Unfortunately, my first encounter with Moorcock was Gloriana. I didn’t like it. I was 13 or 14 and the problem was not the amount of sex in the novel. It was the way it was presented. The harem of weirdoes and eternally unsatisfied queen overshadowed subtle parody, political machinations and deliberations upon nature of power. And I didn’t know enough to appreciate the way it undermined prevailing views on British history. After that I had no inclination to continue with Moorcock, until a couple of years ago I read an Elric story in some anthology. It was good, I will read more one day and maybe write more about the author.
Back to “The Broken Sword”. Moorcock’s review shows its strong points better than anything I could have written. For me, it lacks the scope of Tolkien’s vision, the depth of Middle-Earth and to compare it with The Trilogy is, frankly, blasphemy. But it is still a very good novel. Dark story, with fatalism taken from Norse mythology, atmosphere not unlike that of T.H. White, I can agree with Moorcock on that (although lacking the warm irony of ToaFK). Christianity against the old cults, elves fighting to keep their place in the changing world and troll invasions. Deep, conflicted heroes and villains (which is which – that’s sometimes hard to decide), betrayals, love, tragedy. Strong female characters (supporting roles, but still). But it’s short, in many ways predictable (as classical sagas often are), ant the elves… are not the elves I love. It’s personal, but it influenced my opinion on “The Broken Sword” heavily.

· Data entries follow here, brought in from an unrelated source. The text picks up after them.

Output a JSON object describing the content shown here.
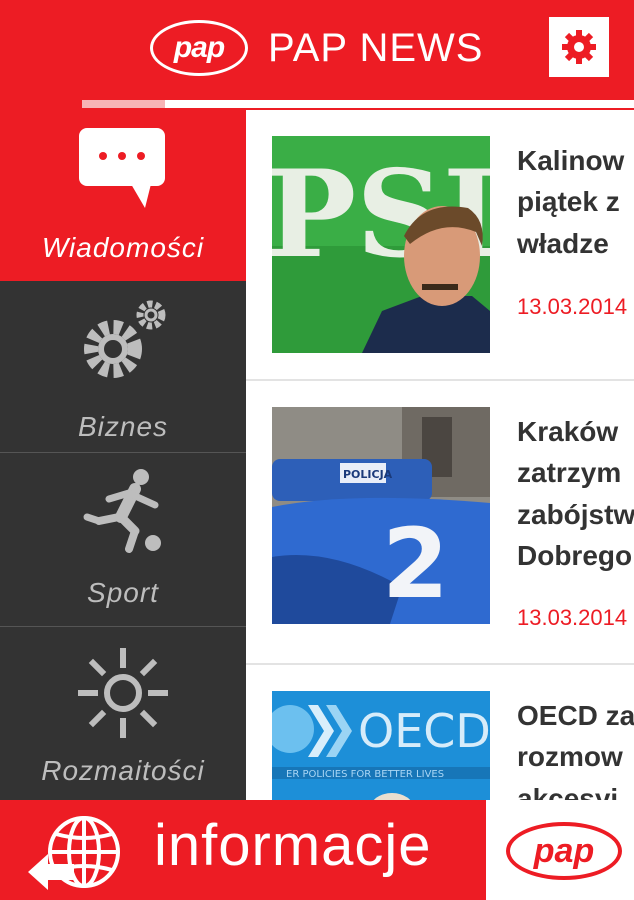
{
  "header": {
    "logo_text": "pap",
    "title": "PAP NEWS",
    "settings_icon": "gear-icon"
  },
  "progress": {
    "fraction": 0.15
  },
  "sidebar": {
    "items": [
      {
        "label": "Wiadomości",
        "icon": "speech-bubble-icon",
        "active": true
      },
      {
        "label": "Biznes",
        "icon": "gears-icon",
        "active": false
      },
      {
        "label": "Sport",
        "icon": "soccer-player-icon",
        "active": false
      },
      {
        "label": "Rozmaitości",
        "icon": "sun-icon",
        "active": false
      }
    ]
  },
  "articles": [
    {
      "lines": [
        "Kalinow",
        "piątek z",
        "władze"
      ],
      "date": "13.03.2014",
      "image": "PSL politician photo"
    },
    {
      "lines": [
        "Kraków",
        "zatrzym",
        "zabójstw",
        "Dobrego"
      ],
      "date": "13.03.2014",
      "image": "police car photo"
    },
    {
      "lines": [
        "OECD za",
        "rozmow",
        "akcesyi"
      ],
      "date": "",
      "image": "OECD logo photo"
    }
  ],
  "banner": {
    "text": "informacje",
    "logo_text": "pap",
    "globe_icon": "globe-arrow-icon"
  },
  "colors": {
    "brand_red": "#ed1c24",
    "sidebar_dark": "#333333"
  }
}
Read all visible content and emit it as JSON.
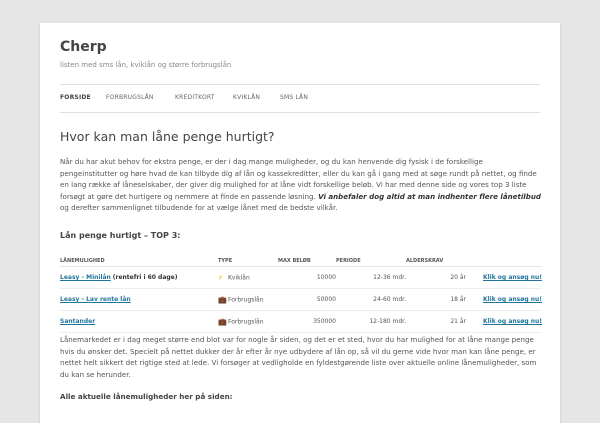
{
  "site": {
    "title": "Cherp",
    "description": "listen med sms lån, kviklån og større forbrugslån"
  },
  "nav": {
    "items": [
      {
        "label": "FORSIDE"
      },
      {
        "label": "FORBRUGSLÅN"
      },
      {
        "label": "KREDITKORT"
      },
      {
        "label": "KVIKLÅN"
      },
      {
        "label": "SMS LÅN"
      }
    ]
  },
  "main": {
    "heading": "Hvor kan man låne penge hurtigt?",
    "intro_text": "Når du har akut behov for ekstra penge, er der i dag mange muligheder, og du kan henvende dig fysisk i de forskellige pengeinstitutter og høre hvad de kan tilbyde dig af lån og kassekreditter, eller du kan gå i gang med at søge rundt på nettet, og finde en lang række af låneselskaber, der giver dig mulighed for at låne vidt forskellige beløb. Vi har med denne side og vores top 3 liste forsøgt at gøre det hurtigere og nemmere at finde en passende løsning.",
    "intro_emphasis": "Vi anbefaler dog altid at man indhenter flere lånetilbud",
    "intro_tail": "og derefter sammenlignet tilbudende for at vælge lånet med de bedste vilkår.",
    "top3_heading": "Lån penge hurtigt – TOP 3:",
    "table": {
      "headers": [
        "LÅNEMULIGHED",
        "TYPE",
        "MAX BELØB",
        "PERIODE",
        "ALDERSKRAV",
        ""
      ],
      "rows": [
        {
          "name": "Leasy - Minilån",
          "note": "(rentefri i 60 dage)",
          "type_icon": "lightning-icon",
          "type": "Kviklån",
          "max": "10000",
          "period": "12-36 mdr.",
          "age": "20 år",
          "cta": "Klik og ansøg nu!"
        },
        {
          "name": "Leasy - Lav rente lån",
          "note": "",
          "type_icon": "briefcase-icon",
          "type": "Forbrugslån",
          "max": "50000",
          "period": "24-60 mdr.",
          "age": "18 år",
          "cta": "Klik og ansøg nu!"
        },
        {
          "name": "Santander",
          "note": "",
          "type_icon": "briefcase-icon",
          "type": "Forbrugslån",
          "max": "350000",
          "period": "12-180 mdr.",
          "age": "21 år",
          "cta": "Klik og ansøg nu!"
        }
      ]
    },
    "paragraph2": "Lånemarkedet er i dag meget større end blot var for nogle år siden, og det er et sted, hvor du har mulighed for at låne mange penge hvis du ønsker det. Specielt på nettet dukker der år efter år nye udbydere af lån op, så vil du gerne vide hvor man kan låne penge, er nettet helt sikkert det rigtige sted at lede. Vi forsøger at vedligholde en fyldestgørende liste over aktuelle online lånemuligheder, som du kan se herunder.",
    "list_heading": "Alle aktuelle lånemuligheder her på siden:"
  },
  "colors": {
    "background": "#e6e6e6",
    "page": "#ffffff",
    "link": "#21759b",
    "text": "#444444"
  }
}
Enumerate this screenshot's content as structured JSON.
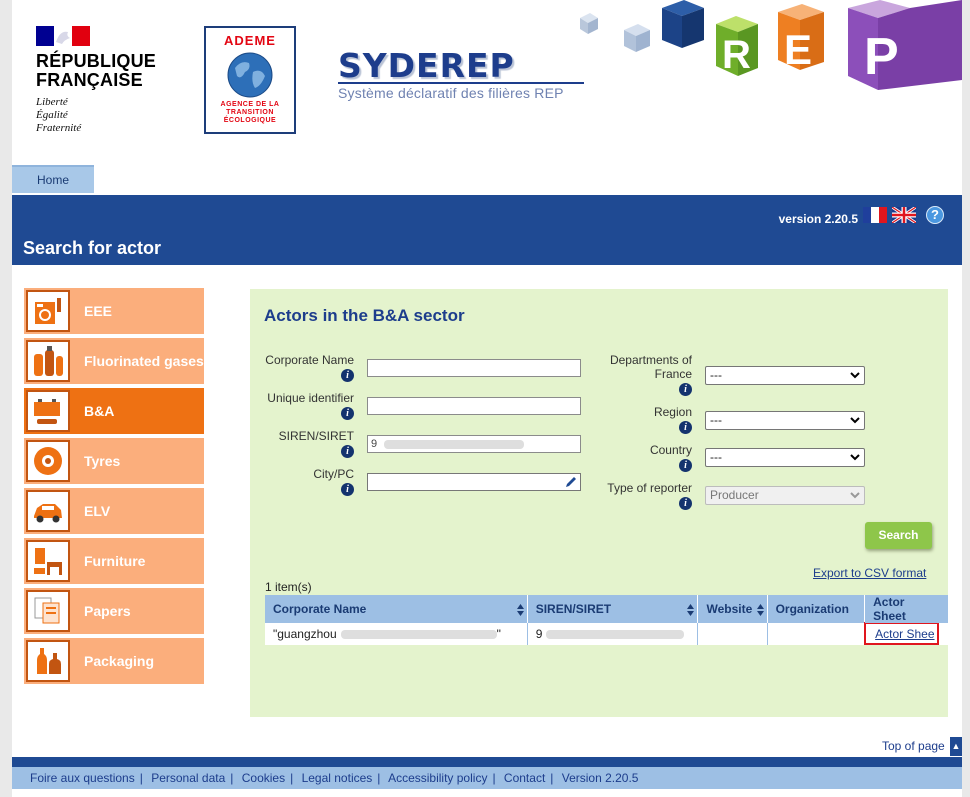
{
  "header": {
    "republic_title_line1": "RÉPUBLIQUE",
    "republic_title_line2": "FRANÇAISE",
    "motto": [
      "Liberté",
      "Égalité",
      "Fraternité"
    ],
    "ademe_name": "ADEME",
    "ademe_sub": [
      "AGENCE DE LA",
      "TRANSITION",
      "ÉCOLOGIQUE"
    ],
    "app_title": "SYDEREP",
    "app_subtitle": "Système déclaratif des filières REP",
    "cube_letters": [
      "R",
      "E",
      "P"
    ]
  },
  "nav": {
    "home": "Home"
  },
  "banner": {
    "version": "version 2.20.5",
    "help": "?",
    "page_title": "Search for actor"
  },
  "sidebar": {
    "items": [
      {
        "label": "EEE",
        "icon": "appliances-icon",
        "active": false
      },
      {
        "label": "Fluorinated gases",
        "icon": "gas-cylinders-icon",
        "active": false
      },
      {
        "label": "B&A",
        "icon": "batteries-icon",
        "active": true
      },
      {
        "label": "Tyres",
        "icon": "tyre-icon",
        "active": false
      },
      {
        "label": "ELV",
        "icon": "car-icon",
        "active": false
      },
      {
        "label": "Furniture",
        "icon": "furniture-icon",
        "active": false
      },
      {
        "label": "Papers",
        "icon": "papers-icon",
        "active": false
      },
      {
        "label": "Packaging",
        "icon": "bottles-icon",
        "active": false
      }
    ]
  },
  "search": {
    "title": "Actors in the B&A sector",
    "corporate_name_label": "Corporate Name",
    "corporate_name_value": "",
    "unique_identifier_label": "Unique identifier",
    "unique_identifier_value": "",
    "siren_label": "SIREN/SIRET",
    "siren_value": "9",
    "city_label": "City/PC",
    "city_value": "",
    "departments_label_line1": "Departments of",
    "departments_label_line2": "France",
    "departments_value": "---",
    "region_label": "Region",
    "region_value": "---",
    "country_label": "Country",
    "country_value": "---",
    "reporter_label": "Type of reporter",
    "reporter_value": "Producer",
    "search_button": "Search",
    "info": "i"
  },
  "results": {
    "export_link": "Export to CSV format",
    "count": "1 item(s)",
    "columns": [
      "Corporate Name",
      "SIREN/SIRET",
      "Website",
      "Organization",
      "Actor Sheet"
    ],
    "rows": [
      {
        "corporate_name": "\"guangzhou",
        "corporate_name_end": "\"",
        "siren": "9",
        "website": "",
        "organization": "",
        "actor_sheet": "Actor Shee"
      }
    ]
  },
  "footer": {
    "top_of_page": "Top of page",
    "links": [
      "Foire aux questions",
      "Personal data",
      "Cookies",
      "Legal notices",
      "Accessibility policy",
      "Contact",
      "Version 2.20.5"
    ]
  },
  "colors": {
    "brand_blue": "#1f4a93",
    "sidebar_orange": "#fbae7c",
    "sidebar_active": "#ee7113",
    "panel_green": "#e4f3cd",
    "button_green": "#8ec64a",
    "table_header": "#9dbfe4",
    "highlight_red": "#e0161e"
  }
}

To sum it up – worth reading for somebody looking for a “deeper”, darker fantasy. Or Thorgal fans.
And wasn’t I supposed to mention another book… “The Age of Odin”, yes. It’s a part of a series of thematically-connected stand-alones by James Lovegrove. The basic, very cool, idea of modern military forces fighting gods and monsters is repeated far too many times. We have “The Ages of”: Ra, Zeus, Odin, Aztec, Voodoo, Shiva, Anansi and Satan. “The Age of Odin” was a nice read and a page-turner. With “The Broken Sword” it shares not only Nordic inspirations, but also Great Britain as a place of action. Quality of writing, level of sophistication of the plot, research done on explored mythology – are vastly different.
Downsides: weak characters, roughly sketched and rather stereotypical. Like the main protagonist: tough veteran, traumatised, swearing and estranged from his family, but a good defender of the realm. Who joins the gods’ side in Ragnarok and way to quickly becomes one of the major players. Or tough and sexy Valkyries. Thor slightly similar to his Marvel characterisation, but dumber and shorter-tempered. Actually, while the author certainly is familiar with comics, I’m not so sure he had ever read the Eddas.
Cool stuff: Aesir with guns. Ragnarok in our times. With guns. Fast action, lots of explosions. Could be a nice movie, if done right.
Nuff said. That should be enough to any experienced reader to judge whether it’s a book for him/her (and let’s face it – in this case, “him” more likely than “her”. That’s not sexism, that’s statistics).
It is a cool book to read, an interesting idea developed into a sort of “gun and sorcery” pulp. I will probably never read the rest of these books, but I don’t consider time spent on this one to be wasted.